Poetry – “Most of the time, it’s an accident of composition.”

Hello poets and readers,

We’re delighted to be able to bring you an interview with Filipino-Australian poet Merlinda Bobis. Bobis’ assertion that the writing of poetry is accidental is reflected in the title of her most recent collection Accidents of Composition (2017). Her poetry is characterised by a sense of universal connection with the natural world, reflected in the use of other voices and points of view, including the fishes and birds of the air. Writing is part of that whole, with art as natural an act as the world spinning (2017a, 65).

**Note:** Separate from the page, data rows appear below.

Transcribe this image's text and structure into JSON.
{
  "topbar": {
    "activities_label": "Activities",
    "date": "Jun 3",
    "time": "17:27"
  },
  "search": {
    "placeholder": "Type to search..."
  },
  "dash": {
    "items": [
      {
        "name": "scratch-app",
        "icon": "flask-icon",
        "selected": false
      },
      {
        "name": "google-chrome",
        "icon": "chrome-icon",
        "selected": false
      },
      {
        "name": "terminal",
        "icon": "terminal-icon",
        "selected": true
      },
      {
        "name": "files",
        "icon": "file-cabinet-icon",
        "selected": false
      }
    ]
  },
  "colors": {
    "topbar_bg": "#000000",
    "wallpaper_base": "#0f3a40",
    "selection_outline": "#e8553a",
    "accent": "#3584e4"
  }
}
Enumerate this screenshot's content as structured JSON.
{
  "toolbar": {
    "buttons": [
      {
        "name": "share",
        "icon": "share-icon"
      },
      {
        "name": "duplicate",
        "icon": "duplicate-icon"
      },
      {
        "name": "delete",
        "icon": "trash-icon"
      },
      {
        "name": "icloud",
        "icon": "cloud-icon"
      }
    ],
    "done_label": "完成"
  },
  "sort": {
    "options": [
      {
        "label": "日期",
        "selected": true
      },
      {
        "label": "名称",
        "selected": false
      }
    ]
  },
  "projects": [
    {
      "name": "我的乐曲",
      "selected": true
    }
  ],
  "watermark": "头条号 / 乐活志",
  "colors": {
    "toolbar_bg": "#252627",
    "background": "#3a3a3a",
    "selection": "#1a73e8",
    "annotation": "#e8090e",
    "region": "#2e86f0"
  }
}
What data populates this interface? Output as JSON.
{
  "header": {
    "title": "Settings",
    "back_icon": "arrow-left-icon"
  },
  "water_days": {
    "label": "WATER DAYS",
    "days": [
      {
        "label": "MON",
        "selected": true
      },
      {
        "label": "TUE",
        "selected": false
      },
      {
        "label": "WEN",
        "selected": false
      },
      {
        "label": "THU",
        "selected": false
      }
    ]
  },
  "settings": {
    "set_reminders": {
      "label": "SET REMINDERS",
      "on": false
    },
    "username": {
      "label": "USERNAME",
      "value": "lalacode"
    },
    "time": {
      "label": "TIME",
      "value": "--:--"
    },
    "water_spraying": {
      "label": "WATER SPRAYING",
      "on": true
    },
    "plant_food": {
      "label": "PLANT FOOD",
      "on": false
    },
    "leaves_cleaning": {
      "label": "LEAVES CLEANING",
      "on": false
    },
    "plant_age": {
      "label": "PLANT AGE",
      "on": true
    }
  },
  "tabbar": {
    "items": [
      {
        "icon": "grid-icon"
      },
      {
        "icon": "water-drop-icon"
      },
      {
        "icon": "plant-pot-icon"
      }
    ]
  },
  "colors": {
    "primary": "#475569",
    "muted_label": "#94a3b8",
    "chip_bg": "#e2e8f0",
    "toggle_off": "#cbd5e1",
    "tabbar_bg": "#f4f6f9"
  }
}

Poetry on the Move festival, featuring ‘Poetry and Process’ panel

Canberra’s Poetry on the Move is coming up soon: 17th-21st October! On Friday 18th from 1.00-2.15pm I’ll be hosting the panel ‘Poetry and Process’ at Gorman Arts Centre. This event is free, but you need to book because space is limited. I’ll be talking with national and international poets Angela Gardner, Judith Beveridge, Alvin Pang (Singapore) and Katharine Coles (US) about their process.

Some thoughts on Christian Bök’s 10 rules for writing lyric poetry

Christian acknowledges that his ten rules discussed in the podcast build on centuries of knowledge about writing, and he notes the particular contribution of Ezra Pound to this kind of schematic for poetry. Christian’s rules are concise, illuminating and full of great examples, some of them from his own students. It’s best not to take the word ‘rules’ too seriously – there are really only guidelines for poetry – and to focus on what’s useful about them. I’d long been aware, for example, that using the verb ‘to be’ tends to flatten expressions and take the energy out of them – I’ve been writing, at this point, for 38 years, but it’s easy to forget, and I badly needed the reminder that Christian’s guidance offered. Christian talked in our first podcast with him on his process about formulating a set of principles that amount to a ‘periodic table’ of activities for writing poetry, and the scientific analogy is especially apt for his approach. Here is a summary of the rules with examples from his account of them:

Christian Bök’s 10 rules for writing lyric poetry

Hello poets and readers,

In our recent podcast with experimental poet Christian Bök, we mentioned his 10 rules for writing lyric poetry, and hinted that we might be able to return to this topic at a later date. In this additional podcast, Christian talks us through his ten rules. This guide, highly useful for new and aspiring poets, also reminds more mature poets of the fundamental elements of good writing, including ways to monitor poems and make sure they remain sharp and suggestive. I hope you find the podcast as useful as I have.

Some thoughts on Christian Bök’s process

Hello poets and readers,

In our recent podcast with experimental poet Christian Bök, I spoke with a poet who has a truly scientific approach to poetry, who ‘conducts experiments through language.’ He accepts that some experiments won’t work, but is committed to seeing them through, even if they represent decades of work through complex processes. His poetry can be termed ‘process poetry’: work where the act of creating becomes part of the content.

Podcast: Christian Bök’s process

I conduct experiments through language.

Christian Bök

Poetry in Process podcast, July 2019

Hello poets and readers,

We’re delighted to be able to bring you our second podcast, with experimental poet Christian Bök. Christian’s approach to poetry is scientific. He uses experiments in poetry to test ideas and capacities, unsure of outcomes. He has dedicated himself to ‘formalistic innovations’ and ‘exploratory procedures,’ which means that his work is intimately bound up with process.

%d bloggers like this: